> _Data to use_:
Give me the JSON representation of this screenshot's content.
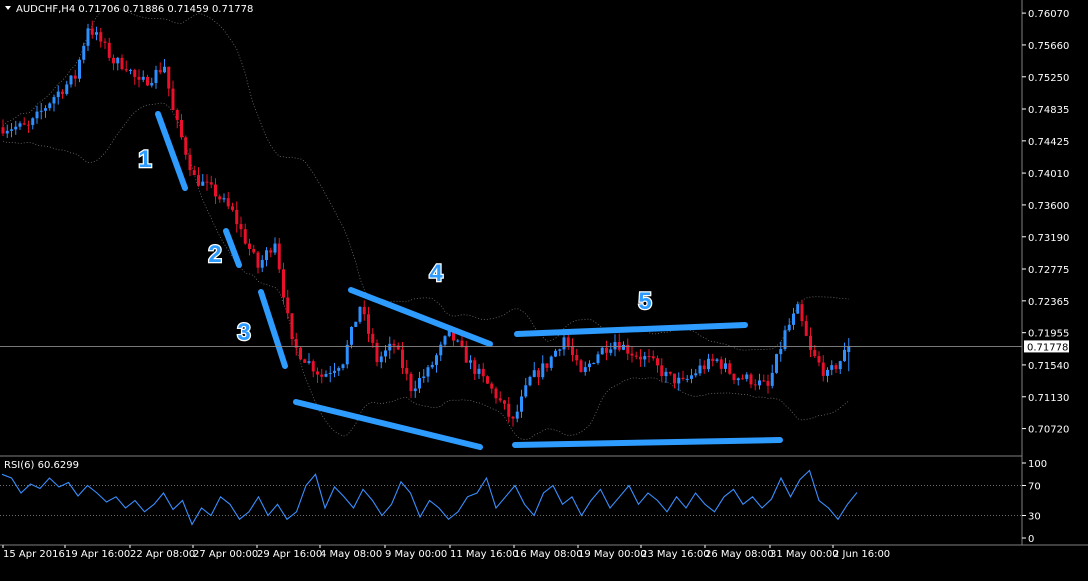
{
  "chart_header": {
    "symbol_info": "AUDCHF,H4  0.71706 0.71886 0.71459 0.71778",
    "indicator_info": "RSI(6) 60.6299"
  },
  "colors": {
    "background": "#000000",
    "bull_candle": "#2e8fff",
    "bear_candle": "#e8102a",
    "trendline": "#2e9bff",
    "band": "#707070",
    "rsi_line": "#3a8fff",
    "text": "#ffffff",
    "grid": "#808080"
  },
  "annotations": [
    "1",
    "2",
    "3",
    "4",
    "5"
  ],
  "chart_data": [
    {
      "type": "candlestick",
      "title": "AUDCHF,H4  0.71706 0.71886 0.71459 0.71778",
      "current_price": "0.71778",
      "ylim": [
        0.7038,
        0.762
      ],
      "y_ticks": [
        "0.76070",
        "0.75660",
        "0.75250",
        "0.74835",
        "0.74425",
        "0.74010",
        "0.73600",
        "0.73190",
        "0.72775",
        "0.72365",
        "0.71955",
        "0.71540",
        "0.71130",
        "0.70720"
      ],
      "x_ticks": [
        "15 Apr 2016",
        "19 Apr 16:00",
        "22 Apr 08:00",
        "27 Apr 00:00",
        "29 Apr 16:00",
        "4 May 08:00",
        "9 May 00:00",
        "11 May 16:00",
        "16 May 08:00",
        "19 May 00:00",
        "23 May 16:00",
        "26 May 08:00",
        "31 May 00:00",
        "2 Jun 16:00"
      ],
      "path_points": [
        [
          0,
          0.746
        ],
        [
          6,
          0.746
        ],
        [
          12,
          0.75
        ],
        [
          17,
          0.7525
        ],
        [
          20,
          0.759
        ],
        [
          23,
          0.757
        ],
        [
          26,
          0.7545
        ],
        [
          29,
          0.754
        ],
        [
          32,
          0.7515
        ],
        [
          35,
          0.7525
        ],
        [
          38,
          0.754
        ],
        [
          40,
          0.748
        ],
        [
          45,
          0.7395
        ],
        [
          50,
          0.7375
        ],
        [
          54,
          0.735
        ],
        [
          60,
          0.728
        ],
        [
          64,
          0.7315
        ],
        [
          68,
          0.718
        ],
        [
          75,
          0.714
        ],
        [
          80,
          0.716
        ],
        [
          84,
          0.723
        ],
        [
          88,
          0.716
        ],
        [
          92,
          0.718
        ],
        [
          96,
          0.7125
        ],
        [
          100,
          0.7145
        ],
        [
          105,
          0.7195
        ],
        [
          110,
          0.7155
        ],
        [
          116,
          0.7115
        ],
        [
          120,
          0.708
        ],
        [
          124,
          0.7135
        ],
        [
          128,
          0.7155
        ],
        [
          132,
          0.719
        ],
        [
          136,
          0.714
        ],
        [
          140,
          0.717
        ],
        [
          144,
          0.7185
        ],
        [
          148,
          0.717
        ],
        [
          152,
          0.716
        ],
        [
          156,
          0.714
        ],
        [
          160,
          0.713
        ],
        [
          164,
          0.715
        ],
        [
          168,
          0.716
        ],
        [
          172,
          0.714
        ],
        [
          176,
          0.7135
        ],
        [
          180,
          0.7125
        ],
        [
          184,
          0.7195
        ],
        [
          187,
          0.7225
        ],
        [
          190,
          0.717
        ],
        [
          194,
          0.714
        ],
        [
          197,
          0.716
        ],
        [
          199,
          0.71778
        ]
      ],
      "bands_visible": true
    },
    {
      "type": "line",
      "title": "RSI(6) 60.6299",
      "ylim": [
        0,
        100
      ],
      "y_ticks": [
        "100",
        "70",
        "30",
        "0"
      ],
      "levels": [
        70,
        30
      ],
      "values": [
        85,
        80,
        60,
        72,
        66,
        80,
        68,
        74,
        56,
        70,
        60,
        48,
        55,
        40,
        50,
        35,
        45,
        60,
        38,
        50,
        18,
        40,
        30,
        55,
        45,
        25,
        35,
        55,
        30,
        45,
        25,
        35,
        70,
        85,
        40,
        68,
        55,
        40,
        65,
        50,
        30,
        45,
        75,
        60,
        28,
        50,
        40,
        25,
        35,
        55,
        60,
        80,
        40,
        55,
        70,
        45,
        30,
        60,
        70,
        45,
        55,
        30,
        50,
        65,
        40,
        55,
        70,
        45,
        60,
        50,
        35,
        55,
        40,
        60,
        45,
        35,
        55,
        65,
        45,
        55,
        40,
        52,
        80,
        55,
        78,
        90,
        50,
        40,
        25,
        45,
        60.63
      ]
    }
  ]
}
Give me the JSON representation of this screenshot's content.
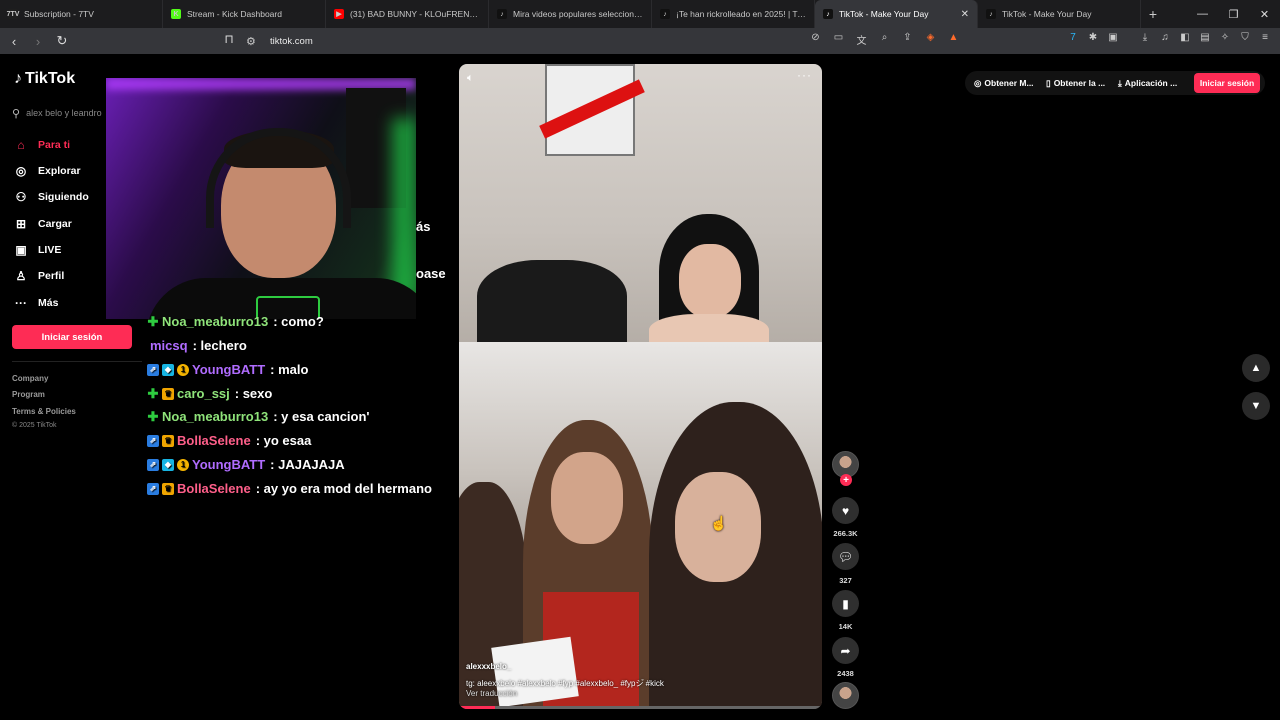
{
  "browser": {
    "tabs": [
      {
        "title": "Subscription - 7TV",
        "fav": "7TV",
        "favColor": "#1e1e1e"
      },
      {
        "title": "Stream - Kick Dashboard",
        "fav": "K",
        "favColor": "#53fc18"
      },
      {
        "title": "(31) BAD BUNNY - KLOuFRENS (Visu",
        "fav": "▶",
        "favColor": "#ff0000"
      },
      {
        "title": "Mira videos populares seleccionados",
        "fav": "♪",
        "favColor": "#111"
      },
      {
        "title": "¡Te han rickrolleado en 2025! | TikTok",
        "fav": "♪",
        "favColor": "#111"
      },
      {
        "title": "TikTok - Make Your Day",
        "fav": "♪",
        "favColor": "#111",
        "active": true
      },
      {
        "title": "TikTok - Make Your Day",
        "fav": "♪",
        "favColor": "#111"
      }
    ],
    "url": "tiktok.com",
    "brave_badge": "3"
  },
  "sidebar": {
    "brand": "TikTok",
    "search_placeholder": "alex belo y leandro",
    "items": [
      {
        "label": "Para ti",
        "icon": "home-icon"
      },
      {
        "label": "Explorar",
        "icon": "compass-icon"
      },
      {
        "label": "Siguiendo",
        "icon": "following-icon"
      },
      {
        "label": "Cargar",
        "icon": "upload-icon"
      },
      {
        "label": "LIVE",
        "icon": "live-icon"
      },
      {
        "label": "Perfil",
        "icon": "profile-icon"
      },
      {
        "label": "Más",
        "icon": "more-icon"
      }
    ],
    "login": "Iniciar sesión",
    "footer": [
      "Company",
      "Program",
      "Terms & Policies"
    ],
    "copyright": "© 2025 TikTok"
  },
  "chat": {
    "cut_lines": [
      "ás",
      "oase"
    ],
    "messages": [
      {
        "badges": [
          "green"
        ],
        "user": "Noa_meaburro13",
        "color": "#8fe37a",
        "text": ": como?"
      },
      {
        "badges": [],
        "user": "micsq",
        "color": "#b06cff",
        "text": ": lechero"
      },
      {
        "badges": [
          "blue",
          "cyan",
          "gold"
        ],
        "user": "YoungBATT",
        "color": "#b06cff",
        "text": ": malo"
      },
      {
        "badges": [
          "green",
          "crown"
        ],
        "user": "caro_ssj",
        "color": "#8fe37a",
        "text": ": sexo"
      },
      {
        "badges": [
          "green"
        ],
        "user": "Noa_meaburro13",
        "color": "#8fe37a",
        "text": ": y esa cancion'"
      },
      {
        "badges": [
          "blue",
          "crown"
        ],
        "user": "BollaSelene",
        "color": "#ff5f8a",
        "text": ": yo esaa"
      },
      {
        "badges": [
          "blue",
          "cyan",
          "gold"
        ],
        "user": "YoungBATT",
        "color": "#b06cff",
        "text": ": JAJAJAJA"
      },
      {
        "badges": [
          "blue",
          "crown"
        ],
        "user": "BollaSelene",
        "color": "#ff5f8a",
        "text": ": ay yo era mod del hermano"
      }
    ]
  },
  "video": {
    "author": "alexxxbelo_",
    "caption": "tg: aleexxbelo #alexxbelo #fyp #alexxbelo_ #fypシ゚ #kick",
    "translate": "Ver traducción",
    "progress": 0.1
  },
  "actions": {
    "likes": "266.3K",
    "comments": "327",
    "saves": "14K",
    "shares": "2438"
  },
  "header": {
    "btn1": "Obtener M...",
    "btn2": "Obtener la ...",
    "btn3": "Aplicación ...",
    "login": "Iniciar sesión"
  },
  "colors": {
    "accent": "#fe2c55"
  }
}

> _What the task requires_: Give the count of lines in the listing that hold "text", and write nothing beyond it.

> _Exercise solution_: 9